NEW DELHI - Campaigners for a nuclear-free South Asia are aghast at the potential
nightmare that lies ahead following the nuclear technology and fuel deal announced
here this week by visiting United States President George W. Bush and Indian
Prime Minister Manmohan Singh.
"This deal may have further complicated an already difficult situation in
South Asia which has two rival self-declared nuclear weapon states," said N.D.
Jayaprakash, lead campaigner for the Movement in India for Nuclear Disarmament
(MIND), which counts among its ranks well-known scientists and intellectuals.
"What is sad is that nowhere in all this did the idea that nuclear weapons
are not safe in anybody's hands come up, and now, far from the disarmament debate,
the clamor by other countries that they too be allowed to possess nuclear weapons
has grown louder," he added.
Pakistan, where Bush was rounding off his four-day South Asian tour on Saturday,
was first off the block demanding a civilian nuclear technology deal similar
to the one Washington signed with its regional rival on the grounds that it
was short on fossil fuel.
But, at a televised press conference in Islamabad, Bush ruled out any such
deal with Pakistan. "We discussed the civilian nuclear program and I explained
to him [Musharraf] that Pakistan and India are different countries with different
needs and different histories," Bush said.
"What is happening is that, with this deal, the U.S. has itself become
the biggest proliferator of nuclear technology," Prof. Anuradha Chinoy,
disarmament specialist at the Jawaharlal Nehru University (JNU), told IPS in
an interview. "The only difference is that what the U.S. is practicing
is selective proliferation."
Chinoy said the deal went against the ideal of universal disarmament and would
only make aspirant countries, denied entry into the select nuclear club, even
more dangerous and desperate, as could be seen from the examples of Iran, Pakistan,
and North Korea. Iran has already accused the U.S. and India of double standards.
As its case moves toward a likely referral to the UN Security Council, Iran
will certainly raise the "double standards" pitch.
Worst of all, said Chinoy, the "U.S. and India are now partners in violating
international law by not involving the International Atomic Energy Agency [IAEA]
and the 45-country Nuclear Suppliers Group [NSG] before agreeing to transfer
nuclear fuel and technology."
Both the IAEA and the NSG are United Nations bodies.
Indian newspapers, however, have been hailing the deal as a triumph for its
negotiators' skills. They succeeded in keeping the country's demonstrated capacity
to make nuclear weapons away from international inspections while gaining access
to advanced reactors and technology for its civilian program.
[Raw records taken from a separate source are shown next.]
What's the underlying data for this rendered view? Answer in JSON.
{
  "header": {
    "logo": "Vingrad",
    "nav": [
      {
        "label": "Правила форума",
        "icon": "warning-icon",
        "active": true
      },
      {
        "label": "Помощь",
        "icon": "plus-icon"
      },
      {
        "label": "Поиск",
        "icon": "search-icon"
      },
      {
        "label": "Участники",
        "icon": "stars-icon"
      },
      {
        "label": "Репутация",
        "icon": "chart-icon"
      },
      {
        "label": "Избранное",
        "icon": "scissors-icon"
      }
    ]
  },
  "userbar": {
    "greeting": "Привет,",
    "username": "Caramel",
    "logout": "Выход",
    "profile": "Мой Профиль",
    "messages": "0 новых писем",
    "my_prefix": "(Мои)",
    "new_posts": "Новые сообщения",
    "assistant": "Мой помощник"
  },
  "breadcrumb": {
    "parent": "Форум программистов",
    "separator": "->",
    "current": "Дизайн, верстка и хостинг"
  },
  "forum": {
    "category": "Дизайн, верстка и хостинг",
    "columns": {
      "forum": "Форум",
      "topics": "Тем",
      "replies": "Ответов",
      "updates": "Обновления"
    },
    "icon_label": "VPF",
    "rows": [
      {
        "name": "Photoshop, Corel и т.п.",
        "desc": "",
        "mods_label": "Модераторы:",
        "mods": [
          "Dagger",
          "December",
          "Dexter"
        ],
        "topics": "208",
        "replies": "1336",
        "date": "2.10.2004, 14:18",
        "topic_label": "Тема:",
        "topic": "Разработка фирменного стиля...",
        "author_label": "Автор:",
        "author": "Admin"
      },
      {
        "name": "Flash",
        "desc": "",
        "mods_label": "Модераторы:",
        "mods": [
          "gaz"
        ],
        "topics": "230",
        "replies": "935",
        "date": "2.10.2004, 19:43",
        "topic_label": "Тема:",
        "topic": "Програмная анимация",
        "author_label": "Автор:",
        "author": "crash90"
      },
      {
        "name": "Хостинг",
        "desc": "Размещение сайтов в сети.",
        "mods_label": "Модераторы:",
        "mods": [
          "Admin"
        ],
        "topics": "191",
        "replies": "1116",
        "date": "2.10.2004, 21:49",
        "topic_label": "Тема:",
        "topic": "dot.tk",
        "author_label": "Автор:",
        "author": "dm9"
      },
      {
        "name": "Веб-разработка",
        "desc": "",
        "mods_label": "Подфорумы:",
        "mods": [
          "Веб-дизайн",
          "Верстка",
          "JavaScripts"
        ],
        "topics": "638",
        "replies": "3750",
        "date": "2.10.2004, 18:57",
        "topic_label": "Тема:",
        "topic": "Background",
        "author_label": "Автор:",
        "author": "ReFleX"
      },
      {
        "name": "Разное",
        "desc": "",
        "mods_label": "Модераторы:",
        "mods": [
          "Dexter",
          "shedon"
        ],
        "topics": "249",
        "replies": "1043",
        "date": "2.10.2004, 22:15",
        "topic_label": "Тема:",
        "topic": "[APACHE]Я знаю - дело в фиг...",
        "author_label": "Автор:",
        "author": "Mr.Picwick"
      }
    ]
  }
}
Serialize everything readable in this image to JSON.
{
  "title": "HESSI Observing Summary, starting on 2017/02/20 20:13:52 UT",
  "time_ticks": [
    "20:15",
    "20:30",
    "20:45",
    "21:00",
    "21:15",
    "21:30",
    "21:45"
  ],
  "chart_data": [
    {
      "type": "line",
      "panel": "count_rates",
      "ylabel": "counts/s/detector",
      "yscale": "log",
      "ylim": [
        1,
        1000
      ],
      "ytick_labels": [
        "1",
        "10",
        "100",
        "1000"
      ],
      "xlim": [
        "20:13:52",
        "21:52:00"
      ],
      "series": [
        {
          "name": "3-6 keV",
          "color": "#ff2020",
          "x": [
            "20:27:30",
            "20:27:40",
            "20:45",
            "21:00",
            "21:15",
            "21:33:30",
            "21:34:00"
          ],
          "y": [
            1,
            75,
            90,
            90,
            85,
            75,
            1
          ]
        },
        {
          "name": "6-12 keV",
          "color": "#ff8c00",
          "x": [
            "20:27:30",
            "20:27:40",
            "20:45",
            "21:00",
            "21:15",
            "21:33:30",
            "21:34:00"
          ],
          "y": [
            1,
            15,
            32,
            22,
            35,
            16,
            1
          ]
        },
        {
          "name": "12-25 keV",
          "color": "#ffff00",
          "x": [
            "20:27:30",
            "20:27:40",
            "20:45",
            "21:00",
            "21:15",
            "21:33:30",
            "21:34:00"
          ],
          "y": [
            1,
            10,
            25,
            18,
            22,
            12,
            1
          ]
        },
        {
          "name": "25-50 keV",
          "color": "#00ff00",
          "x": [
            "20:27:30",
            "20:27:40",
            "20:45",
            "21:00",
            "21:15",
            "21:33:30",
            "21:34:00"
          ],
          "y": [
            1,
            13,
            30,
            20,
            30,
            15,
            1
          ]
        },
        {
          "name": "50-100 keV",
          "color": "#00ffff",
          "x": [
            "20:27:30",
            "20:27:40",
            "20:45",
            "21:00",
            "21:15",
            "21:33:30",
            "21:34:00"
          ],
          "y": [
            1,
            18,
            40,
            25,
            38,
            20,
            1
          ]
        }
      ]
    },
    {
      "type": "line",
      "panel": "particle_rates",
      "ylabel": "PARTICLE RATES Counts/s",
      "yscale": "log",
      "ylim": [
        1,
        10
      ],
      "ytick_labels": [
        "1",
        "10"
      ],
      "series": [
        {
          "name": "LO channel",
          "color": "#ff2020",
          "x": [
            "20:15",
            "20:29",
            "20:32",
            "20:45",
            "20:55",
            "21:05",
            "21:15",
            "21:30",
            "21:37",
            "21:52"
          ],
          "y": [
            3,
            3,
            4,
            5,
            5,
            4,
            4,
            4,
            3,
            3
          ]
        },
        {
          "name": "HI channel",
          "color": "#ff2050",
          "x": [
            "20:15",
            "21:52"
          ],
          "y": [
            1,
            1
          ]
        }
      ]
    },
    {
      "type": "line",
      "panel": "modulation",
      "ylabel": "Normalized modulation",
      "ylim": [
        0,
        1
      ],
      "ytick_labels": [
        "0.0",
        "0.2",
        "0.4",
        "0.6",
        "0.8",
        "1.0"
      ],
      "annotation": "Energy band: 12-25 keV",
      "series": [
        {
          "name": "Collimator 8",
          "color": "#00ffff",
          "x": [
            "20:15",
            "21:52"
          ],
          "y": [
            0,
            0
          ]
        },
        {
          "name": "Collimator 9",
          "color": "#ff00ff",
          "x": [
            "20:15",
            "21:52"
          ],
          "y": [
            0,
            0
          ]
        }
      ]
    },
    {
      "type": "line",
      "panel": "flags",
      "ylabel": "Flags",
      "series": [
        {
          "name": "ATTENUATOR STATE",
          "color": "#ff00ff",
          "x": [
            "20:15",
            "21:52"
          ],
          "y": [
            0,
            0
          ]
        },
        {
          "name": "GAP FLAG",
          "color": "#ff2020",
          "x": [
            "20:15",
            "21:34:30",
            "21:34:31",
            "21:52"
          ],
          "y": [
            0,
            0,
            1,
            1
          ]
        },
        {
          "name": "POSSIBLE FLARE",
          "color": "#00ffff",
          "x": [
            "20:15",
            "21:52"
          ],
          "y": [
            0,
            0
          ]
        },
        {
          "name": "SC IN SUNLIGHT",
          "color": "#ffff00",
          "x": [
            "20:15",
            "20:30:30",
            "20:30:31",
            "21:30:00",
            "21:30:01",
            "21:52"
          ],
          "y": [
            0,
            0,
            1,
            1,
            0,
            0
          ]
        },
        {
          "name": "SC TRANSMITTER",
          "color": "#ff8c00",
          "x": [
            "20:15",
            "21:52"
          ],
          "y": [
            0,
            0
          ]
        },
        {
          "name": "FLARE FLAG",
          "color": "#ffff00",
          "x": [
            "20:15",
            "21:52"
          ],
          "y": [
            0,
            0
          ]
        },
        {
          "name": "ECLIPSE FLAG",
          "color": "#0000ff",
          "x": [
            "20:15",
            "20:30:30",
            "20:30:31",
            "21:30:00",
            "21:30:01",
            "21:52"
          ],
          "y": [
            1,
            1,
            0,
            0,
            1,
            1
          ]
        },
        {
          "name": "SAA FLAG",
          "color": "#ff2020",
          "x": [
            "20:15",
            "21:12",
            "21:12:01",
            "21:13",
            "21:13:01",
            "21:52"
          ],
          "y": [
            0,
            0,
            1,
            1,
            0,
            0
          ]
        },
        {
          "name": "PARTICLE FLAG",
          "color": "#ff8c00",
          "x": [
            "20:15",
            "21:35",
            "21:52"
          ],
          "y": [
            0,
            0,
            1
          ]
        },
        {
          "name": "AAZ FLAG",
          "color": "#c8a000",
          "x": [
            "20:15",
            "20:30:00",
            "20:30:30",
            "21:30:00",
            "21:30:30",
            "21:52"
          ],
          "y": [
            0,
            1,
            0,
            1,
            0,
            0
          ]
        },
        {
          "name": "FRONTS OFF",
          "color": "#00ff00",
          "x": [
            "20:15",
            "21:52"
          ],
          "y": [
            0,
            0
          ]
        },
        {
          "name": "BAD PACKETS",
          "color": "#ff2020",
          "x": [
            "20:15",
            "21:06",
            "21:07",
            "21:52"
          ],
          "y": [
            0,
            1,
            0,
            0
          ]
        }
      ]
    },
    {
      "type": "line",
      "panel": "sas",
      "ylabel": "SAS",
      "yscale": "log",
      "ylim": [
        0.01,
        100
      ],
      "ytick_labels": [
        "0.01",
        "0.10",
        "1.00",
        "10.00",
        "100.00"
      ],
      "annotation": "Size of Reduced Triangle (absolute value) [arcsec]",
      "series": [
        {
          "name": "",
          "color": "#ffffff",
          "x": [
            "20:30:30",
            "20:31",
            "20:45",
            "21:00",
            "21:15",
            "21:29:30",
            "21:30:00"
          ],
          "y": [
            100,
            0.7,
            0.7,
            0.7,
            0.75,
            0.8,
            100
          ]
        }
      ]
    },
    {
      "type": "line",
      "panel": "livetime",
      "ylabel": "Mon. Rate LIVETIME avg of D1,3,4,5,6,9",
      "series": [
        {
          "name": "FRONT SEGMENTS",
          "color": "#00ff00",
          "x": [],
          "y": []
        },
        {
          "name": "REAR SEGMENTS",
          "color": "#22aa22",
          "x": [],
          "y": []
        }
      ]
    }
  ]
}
On top of that, India has all along refused to be signatory to the Nuclear
Nonproliferation Treaty (NPT) on the grounds that it was discriminatory. It
carried out nuclear tests in 1974, attracting international sanctions, but defiantly
went on to declare itself a nuclear weapons state in 1998 through a second round
Following Thursday's deal, Singh told a press conference that under the Indo-U.S.
pact the NSG and the IAEA would be made to formulate India-specific safeguards.
Under existing rules, by contrast, the NSG cannot supply "dual-use"
nuclear technology to India since it does not accept full-scope IAEA safeguards
on nuclear facilities.
So far, though, the agreement has received praise from IAEA director general
Mohamed El Baradei, who has described it as "timely for ongoing efforts
to consolidate the nonproliferation regime, combat nuclear terrorism, and strengthen
India has been allowed to classify eight of its existing 22 reactors as military
and keep them away from IAEA inspectors and also decide whether any future reactor
it builds ought to be classified as civilian or military.
Most importantly, India has been able to keep its entire fast-breeder reactor
program in the military list. Fast breeders use fission caused by fast neutrons
and burn highly concentrated or enriched fuel, and, theoretically, they generate
more fissile material than they consume. And the deal has no caps on fissile
material, including weapons-grade plutonium.
Even before Bush landed in India on Wednesday, Singh pledged in parliament
that the fast breeder program, a pet project of India's secretive Department
of Atomic Energy (DAE), would not be compromised in any way.
"It is possible that DAE officials want to have the option of producing
nuclear fuel for weapons in these unsafeguarded reactors," said M.V. Ramana,
a well-known physicist at the Center for Interdisciplinary Studies in Environment
and Development, located in the southern Indian city of Bangalore.
Another possible reason for the fierce resistance put up by DAE, through interviews
fed to the media by its chief Anil Kakodkar, is that the fast breeder sites
also house facilities for the nuclear reactor that India is developing for its
submarines. "Indian authorities probably don't want IAEA inspectors lurking
around there," Ramana told IPS.